Cover price rises, a growing online subscriber base and corporate clients will help the Financial Times's content revenues overtake print advertising revenues for the first time this year. Stoking the debate over paid news content and the survival of newspapers, the FT Group chief executive, John Ridding, says the landmark moment vindicates the FT's strategy to charge. He has long advocated that other publishers should follow suit and abandon a "free is good" doctrine. "In some of the key areas we are at a crucial stage of transformation, so that we reckon next year will be the first year that revenues from content overtake revenues from print advertising," he says. "The way things are evolving, content revenues should overtake all advertising revenues by 2012." When the FT embarked on a strategy of charging online and raising its cover price "people thought we were a bit strange", recalls Ridding. Financial Times's content revenues set to overtake print ad inco
Media Outlets Prepare to Charge for Content Online
Nielsen: Consumers will pay for online content. But not all of i The issue of charging for online content is coming to head as companies watch their advertising revenues dip and costs rise. But a new survey from Nielsen provides new hope for content providers looking to monetize in the new economy: consumers are willing to pay for content. But the value of that content differs across media and location. The survey, which polled more than 27,000 consumers in 54 countries sought to learn what people would pay for online and how much they'd be willing to spend.
What’s Your Online Content Worth? Global Consumers Say: It Depen Across countries, demographics and content types, consumers have diverse attitudes about paying for content online. Nic Covey, Director of Cross-Platform Insights, The Nielsen Company The big question in the new Internet decade is whether consumers will pay for content online. It turns out that millions of global consumers are, in fact, willing to pay up... but not for everything.
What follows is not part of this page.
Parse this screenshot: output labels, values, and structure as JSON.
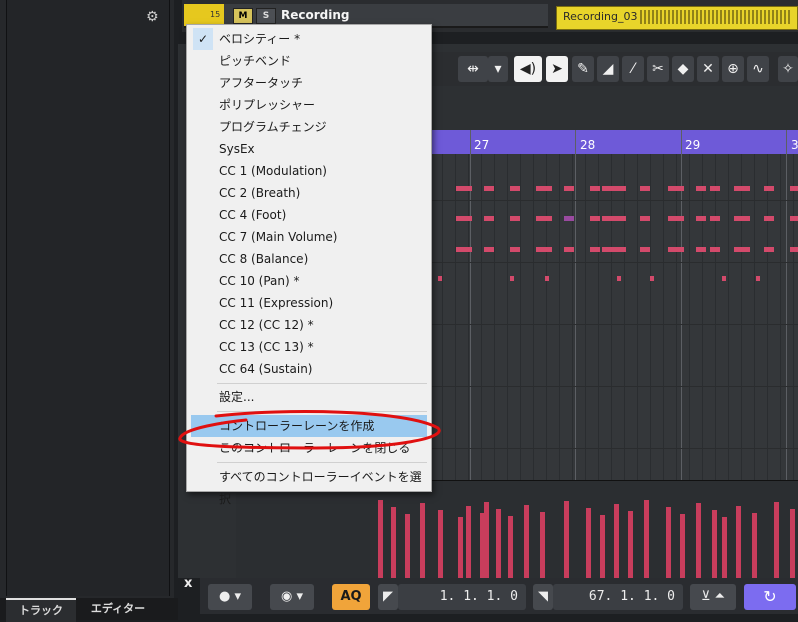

I gave a talk last year to a group of TV executives gathered for an annual conference. From the Q&A after, it was clear that for them, the question wasn’t whether the internet was going to alter their business, but about the mode and tempo of that alteration. Against that background, though, they were worried about a much more practical matter: When, they asked, would online video generate enough money to cover their current costs? That kind of question comes up a lot. It’s a tough one to answer, not just because the answer is unlikely to make anybody happy, but because the premise is more important than the question itself.